According to the Talmud it is open on Rosh Hashanah, as is its analog for the wicked, the Book of the Dead. For this reason extra mention is made for the Book of Life during Amidah recitations during the Days of Awe, the ten days between Rosh Hashanah, the Jewish new year, and Yom Kippur, the day of atonement (the two High Holidays, particularly in the prayer Unetaneh Tokef).

Minyan

minyanimprayer quorumcommunity
In Orthodox and Conservative (Masorti) public worship, the Amidah is first prayed silently by the congregation; it is then repeated aloud by the chazzan (reader), except for the evening Amidah or when a minyan is not present.
Public worship, which consists of the additional readings of Kaddish, Barechu, Kedusha and the Repetition of the Amidah. The treatise Soferim, written in Babylonia in the seventh century, contains a passage (10:7) often interpreted as asserting that in Land of Israel at that time seven men were allowed to hold public services. Correctly interpreted it refers to the repeating of "Kaddish" and "Barechu" at the synagogue for the benefit of late comers, and declares that in Israel such a repetition is permitted only when seven (according to others, when six) men are present who have not yet heard these responsive readings.

Purim
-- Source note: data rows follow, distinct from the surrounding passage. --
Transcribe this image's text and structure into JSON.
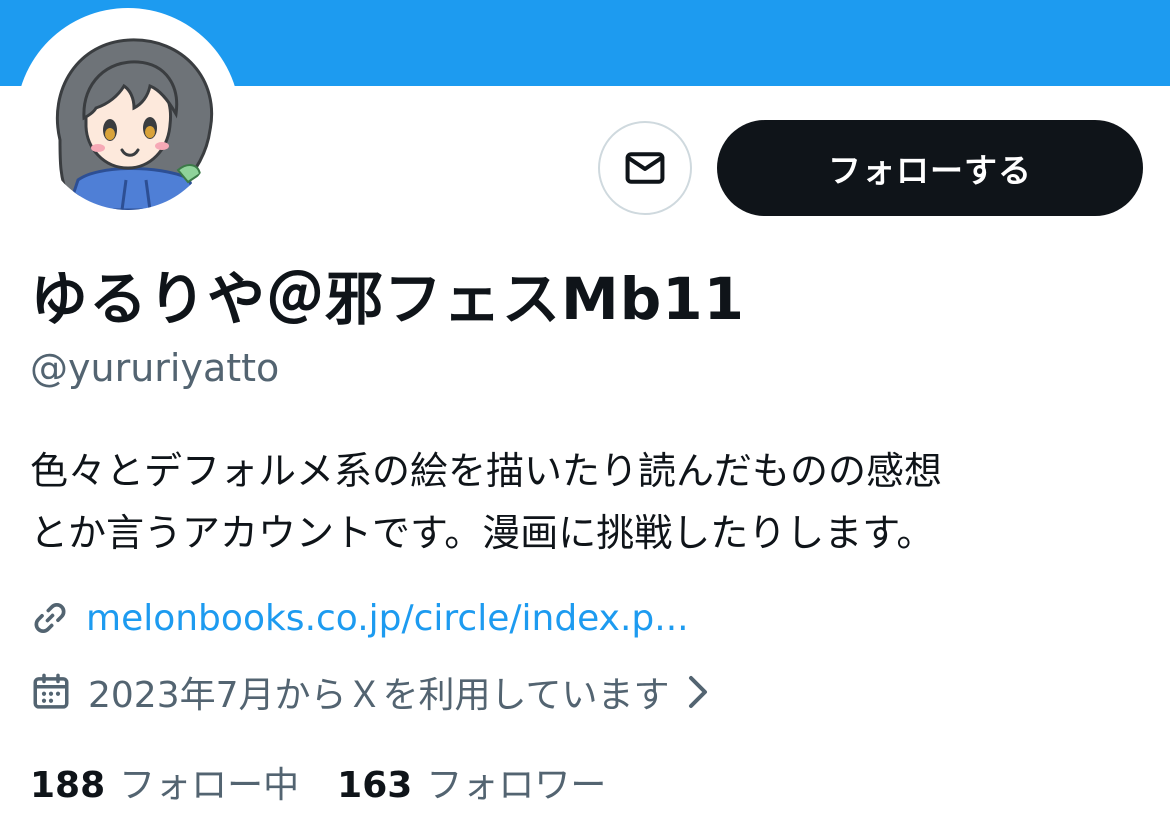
{
  "profile": {
    "display_name": "ゆるりや＠邪フェスMb11",
    "handle": "@yururiyatto",
    "bio_lines": [
      "色々とデフォルメ系の絵を描いたり読んだものの感想",
      "とか言うアカウントです。漫画に挑戦したりします。"
    ],
    "link": "melonbooks.co.jp/circle/index.p...",
    "joined": "2023年7月からＸを利用しています"
  },
  "actions": {
    "follow_label": "フォローする",
    "message_icon": "mail-icon"
  },
  "stats": {
    "following_count": "188",
    "following_label": "フォロー中",
    "followers_count": "163",
    "followers_label": "フォロワー"
  },
  "icons": {
    "link": "link-icon",
    "calendar": "calendar-icon",
    "chevron": "chevron-right-icon"
  },
  "colors": {
    "banner": "#1d9bf0",
    "accent": "#1d9bf0",
    "follow_button_bg": "#0f1419",
    "secondary_text": "#536471",
    "border": "#cfd9de"
  }
}
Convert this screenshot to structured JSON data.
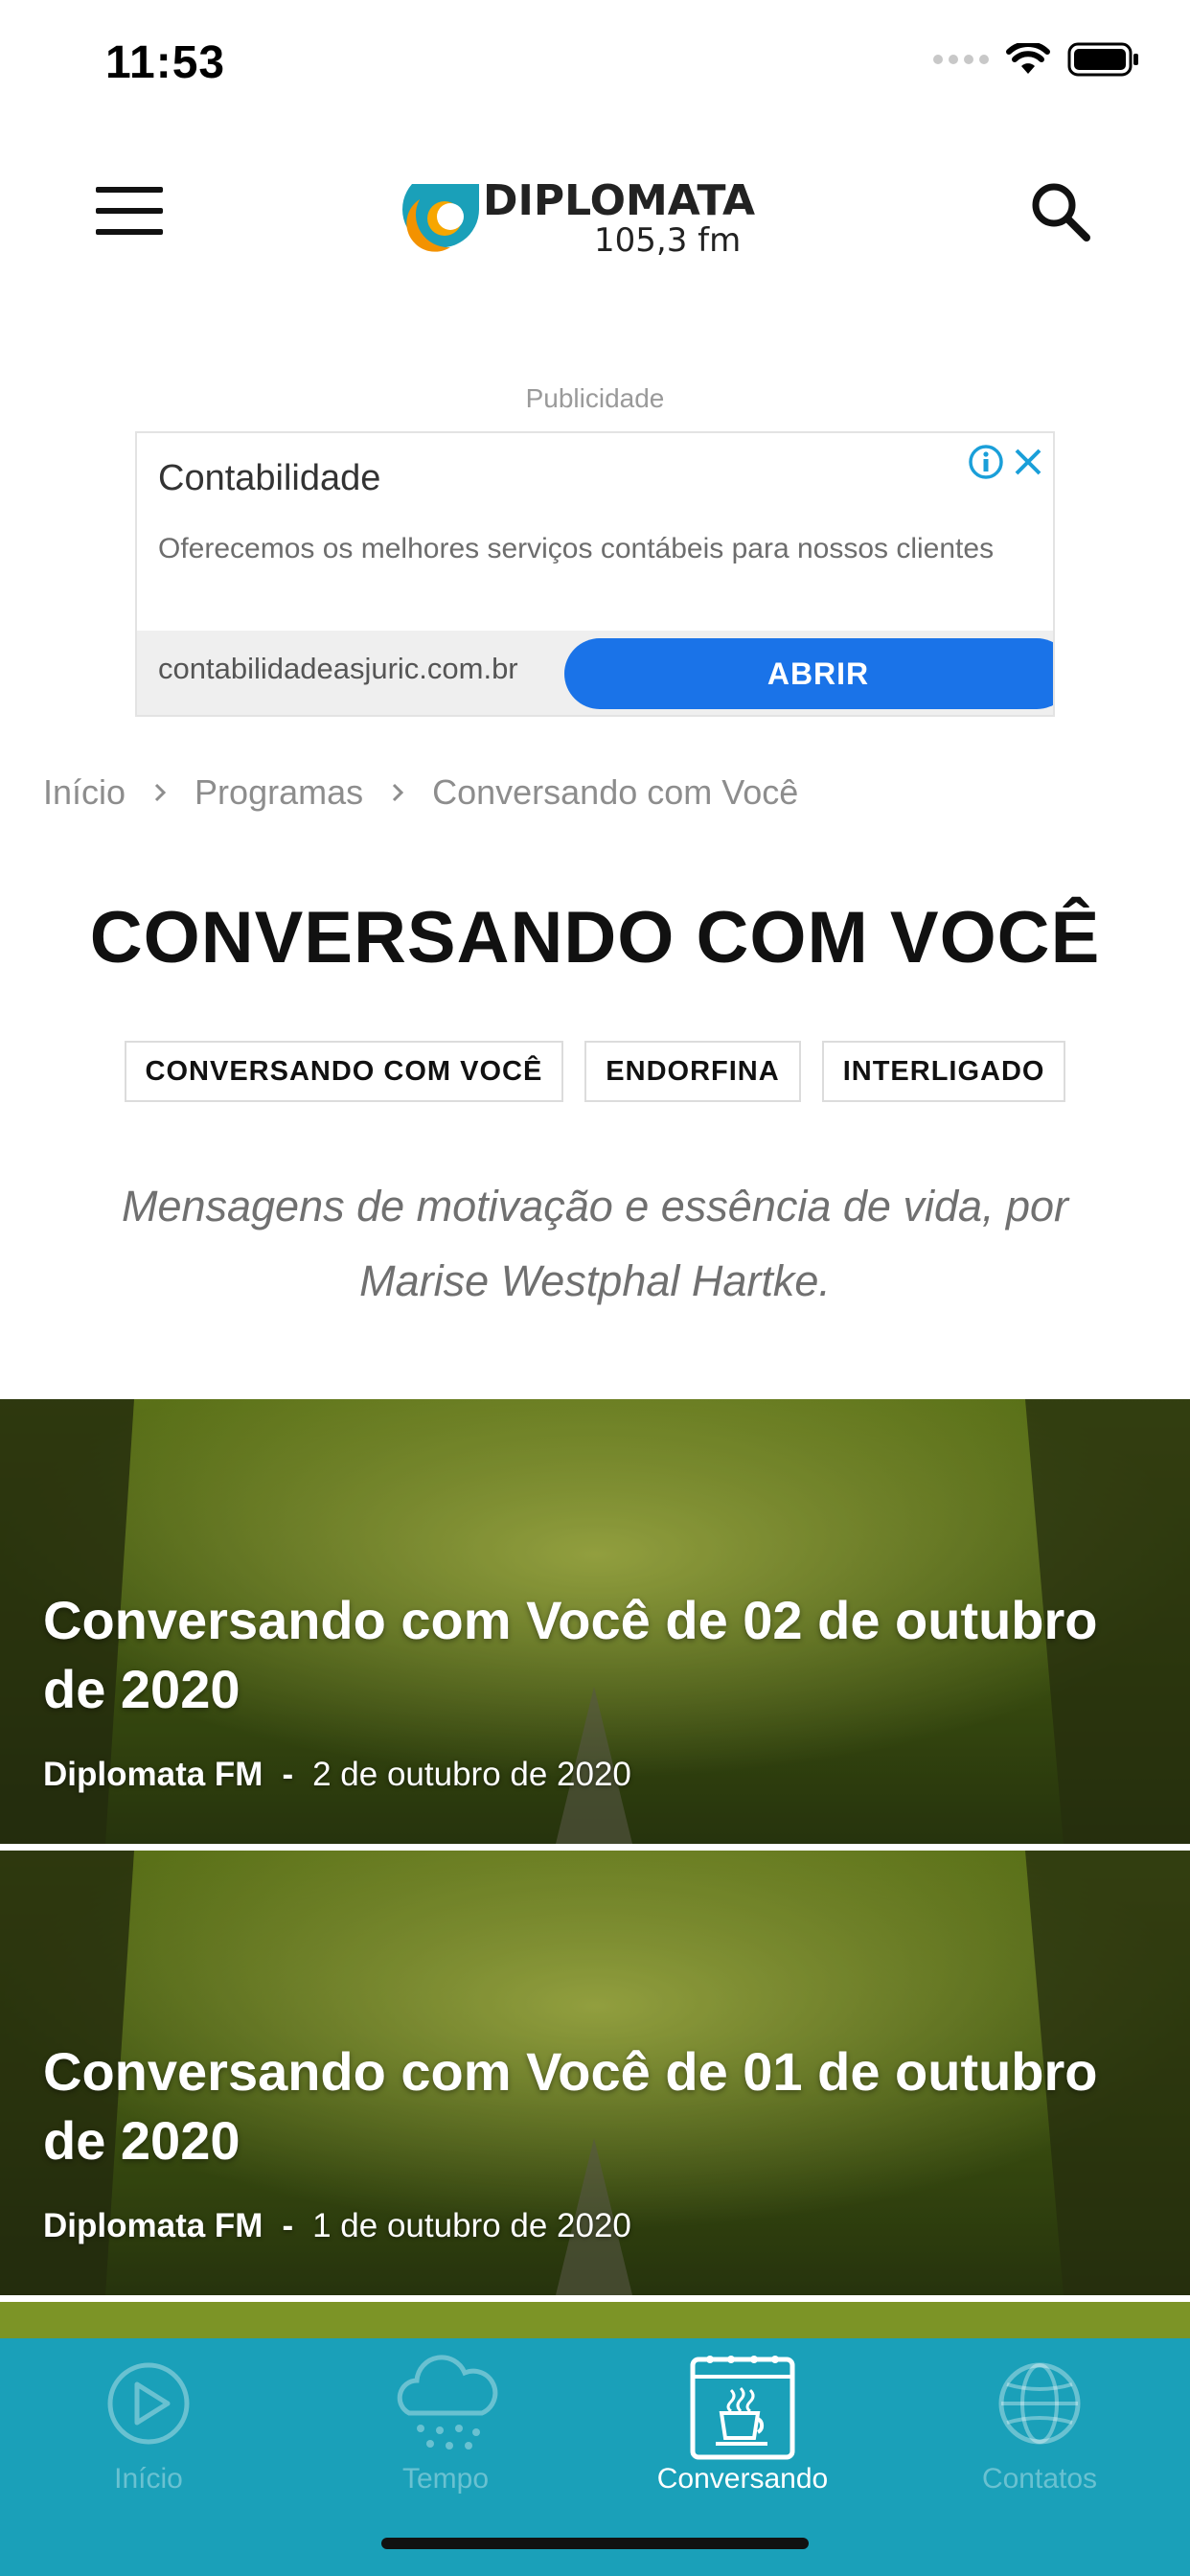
{
  "status_bar": {
    "time": "11:53"
  },
  "header": {
    "logo_text": "DIPLOMATA",
    "logo_subtext": "105,3 fm"
  },
  "ad": {
    "label": "Publicidade",
    "title": "Contabilidade",
    "description": "Oferecemos os melhores serviços contábeis para nossos clientes",
    "url": "contabilidadeasjuric.com.br",
    "cta": "ABRIR"
  },
  "breadcrumb": {
    "items": [
      "Início",
      "Programas",
      "Conversando com Você"
    ]
  },
  "page": {
    "title": "CONVERSANDO COM VOCÊ",
    "tags": [
      "CONVERSANDO COM VOCÊ",
      "ENDORFINA",
      "INTERLIGADO"
    ],
    "description": "Mensagens de motivação e essência de vida, por Marise Westphal Hartke."
  },
  "posts": [
    {
      "title": "Conversando com Você de 02 de outubro de 2020",
      "author": "Diplomata FM",
      "separator": "-",
      "date": "2 de outubro de 2020"
    },
    {
      "title": "Conversando com Você de 01 de outubro de 2020",
      "author": "Diplomata FM",
      "separator": "-",
      "date": "1 de outubro de 2020"
    }
  ],
  "bottom_nav": {
    "items": [
      {
        "label": "Início",
        "icon": "play-icon",
        "active": false
      },
      {
        "label": "Tempo",
        "icon": "weather-icon",
        "active": false
      },
      {
        "label": "Conversando",
        "icon": "calendar-coffee-icon",
        "active": true
      },
      {
        "label": "Contatos",
        "icon": "globe-icon",
        "active": false
      }
    ]
  },
  "colors": {
    "nav_bg": "#1aa0b9",
    "ad_button": "#1a73e8",
    "logo_orange": "#f39200",
    "logo_teal": "#1aa0b9"
  }
}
Purim KatanShushan PurimPurim Festival
On Hanukkah and Purim, the weekday Amidot are recited, but a special paragraph is inserted into the blessing of Hoda'ah.
Reciting additions, known as Al HaNissim, to the daily prayers and the grace after meals